*** Supplied entries Section Begins ***

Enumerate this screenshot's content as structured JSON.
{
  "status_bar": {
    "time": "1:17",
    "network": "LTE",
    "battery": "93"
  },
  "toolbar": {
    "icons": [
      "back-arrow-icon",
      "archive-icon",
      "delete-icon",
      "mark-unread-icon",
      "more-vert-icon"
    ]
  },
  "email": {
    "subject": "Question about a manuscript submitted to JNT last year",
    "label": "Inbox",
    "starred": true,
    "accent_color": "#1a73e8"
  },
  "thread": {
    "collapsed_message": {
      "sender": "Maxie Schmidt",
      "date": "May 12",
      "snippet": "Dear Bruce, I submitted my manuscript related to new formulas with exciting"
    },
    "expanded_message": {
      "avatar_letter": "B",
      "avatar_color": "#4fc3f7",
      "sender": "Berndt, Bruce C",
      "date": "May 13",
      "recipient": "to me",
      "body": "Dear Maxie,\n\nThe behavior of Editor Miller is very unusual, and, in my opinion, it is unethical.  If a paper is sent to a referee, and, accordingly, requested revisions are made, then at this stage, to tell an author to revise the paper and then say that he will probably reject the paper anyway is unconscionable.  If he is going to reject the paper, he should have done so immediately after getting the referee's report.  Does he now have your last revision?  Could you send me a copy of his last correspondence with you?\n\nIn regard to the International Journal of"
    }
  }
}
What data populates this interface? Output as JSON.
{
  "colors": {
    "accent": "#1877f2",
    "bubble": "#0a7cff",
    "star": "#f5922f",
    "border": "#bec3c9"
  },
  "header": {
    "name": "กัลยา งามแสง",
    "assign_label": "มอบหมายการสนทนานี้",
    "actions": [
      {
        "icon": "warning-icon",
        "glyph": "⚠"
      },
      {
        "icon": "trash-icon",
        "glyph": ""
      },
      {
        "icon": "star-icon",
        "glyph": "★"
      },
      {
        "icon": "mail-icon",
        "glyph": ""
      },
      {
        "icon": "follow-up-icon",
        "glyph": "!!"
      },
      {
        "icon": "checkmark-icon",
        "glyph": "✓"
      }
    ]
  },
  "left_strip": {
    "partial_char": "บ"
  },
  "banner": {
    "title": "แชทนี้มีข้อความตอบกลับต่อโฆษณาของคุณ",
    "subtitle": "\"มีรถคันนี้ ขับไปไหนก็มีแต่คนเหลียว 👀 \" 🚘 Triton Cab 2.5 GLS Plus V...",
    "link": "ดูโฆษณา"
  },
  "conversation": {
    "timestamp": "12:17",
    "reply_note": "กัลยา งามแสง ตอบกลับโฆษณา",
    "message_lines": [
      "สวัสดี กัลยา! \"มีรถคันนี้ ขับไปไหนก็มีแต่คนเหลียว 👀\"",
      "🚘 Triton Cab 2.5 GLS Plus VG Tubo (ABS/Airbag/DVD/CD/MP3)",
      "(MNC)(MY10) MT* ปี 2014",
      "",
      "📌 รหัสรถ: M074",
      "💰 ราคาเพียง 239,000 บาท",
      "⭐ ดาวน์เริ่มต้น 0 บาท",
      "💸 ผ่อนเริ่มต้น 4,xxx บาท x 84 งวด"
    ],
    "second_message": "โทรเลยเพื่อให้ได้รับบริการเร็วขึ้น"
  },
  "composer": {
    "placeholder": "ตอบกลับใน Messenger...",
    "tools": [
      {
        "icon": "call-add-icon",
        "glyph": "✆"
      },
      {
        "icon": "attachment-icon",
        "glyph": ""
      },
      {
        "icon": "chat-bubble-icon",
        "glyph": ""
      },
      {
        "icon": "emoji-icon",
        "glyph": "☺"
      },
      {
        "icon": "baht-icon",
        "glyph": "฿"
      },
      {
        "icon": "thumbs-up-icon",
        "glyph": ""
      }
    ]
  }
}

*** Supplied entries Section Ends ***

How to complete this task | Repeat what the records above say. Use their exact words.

Solved exercise |
Enumerate this screenshot's content as structured JSON.
{
  "status_bar": {
    "time": "1:17",
    "network": "LTE",
    "battery": "93"
  },
  "toolbar": {
    "icons": [
      "back-arrow-icon",
      "archive-icon",
      "delete-icon",
      "mark-unread-icon",
      "more-vert-icon"
    ]
  },
  "email": {
    "subject": "Question about a manuscript submitted to JNT last year",
    "label": "Inbox",
    "starred": true,
    "accent_color": "#1a73e8"
  },
  "thread": {
    "collapsed_message": {
      "sender": "Maxie Schmidt",
      "date": "May 12",
      "snippet": "Dear Bruce, I submitted my manuscript related to new formulas with exciting"
    },
    "expanded_message": {
      "avatar_letter": "B",
      "avatar_color": "#4fc3f7",
      "sender": "Berndt, Bruce C",
      "date": "May 13",
      "recipient": "to me",
      "body": "Dear Maxie,\n\nThe behavior of Editor Miller is very unusual, and, in my opinion, it is unethical.  If a paper is sent to a referee, and, accordingly, requested revisions are made, then at this stage, to tell an author to revise the paper and then say that he will probably reject the paper anyway is unconscionable.  If he is going to reject the paper, he should have done so immediately after getting the referee's report.  Does he now have your last revision?  Could you send me a copy of his last correspondence with you?\n\nIn regard to the International Journal of"
    }
  }
}
What data populates this interface? Output as JSON.
{
  "colors": {
    "accent": "#1877f2",
    "bubble": "#0a7cff",
    "star": "#f5922f",
    "border": "#bec3c9"
  },
  "header": {
    "name": "กัลยา งามแสง",
    "assign_label": "มอบหมายการสนทนานี้",
    "actions": [
      {
        "icon": "warning-icon",
        "glyph": "⚠"
      },
      {
        "icon": "trash-icon",
        "glyph": ""
      },
      {
        "icon": "star-icon",
        "glyph": "★"
      },
      {
        "icon": "mail-icon",
        "glyph": ""
      },
      {
        "icon": "follow-up-icon",
        "glyph": "!!"
      },
      {
        "icon": "checkmark-icon",
        "glyph": "✓"
      }
    ]
  },
  "left_strip": {
    "partial_char": "บ"
  },
  "banner": {
    "title": "แชทนี้มีข้อความตอบกลับต่อโฆษณาของคุณ",
    "subtitle": "\"มีรถคันนี้ ขับไปไหนก็มีแต่คนเหลียว 👀 \" 🚘 Triton Cab 2.5 GLS Plus V...",
    "link": "ดูโฆษณา"
  },
  "conversation": {
    "timestamp": "12:17",
    "reply_note": "กัลยา งามแสง ตอบกลับโฆษณา",
    "message_lines": [
      "สวัสดี กัลยา! \"มีรถคันนี้ ขับไปไหนก็มีแต่คนเหลียว 👀\"",
      "🚘 Triton Cab 2.5 GLS Plus VG Tubo (ABS/Airbag/DVD/CD/MP3)",
      "(MNC)(MY10) MT* ปี 2014",
      "",
      "📌 รหัสรถ: M074",
      "💰 ราคาเพียง 239,000 บาท",
      "⭐ ดาวน์เริ่มต้น 0 บาท",
      "💸 ผ่อนเริ่มต้น 4,xxx บาท x 84 งวด"
    ],
    "second_message": "โทรเลยเพื่อให้ได้รับบริการเร็วขึ้น"
  },
  "composer": {
    "placeholder": "ตอบกลับใน Messenger...",
    "tools": [
      {
        "icon": "call-add-icon",
        "glyph": "✆"
      },
      {
        "icon": "attachment-icon",
        "glyph": ""
      },
      {
        "icon": "chat-bubble-icon",
        "glyph": ""
      },
      {
        "icon": "emoji-icon",
        "glyph": "☺"
      },
      {
        "icon": "baht-icon",
        "glyph": "฿"
      },
      {
        "icon": "thumbs-up-icon",
        "glyph": ""
      }
    ]
  }
}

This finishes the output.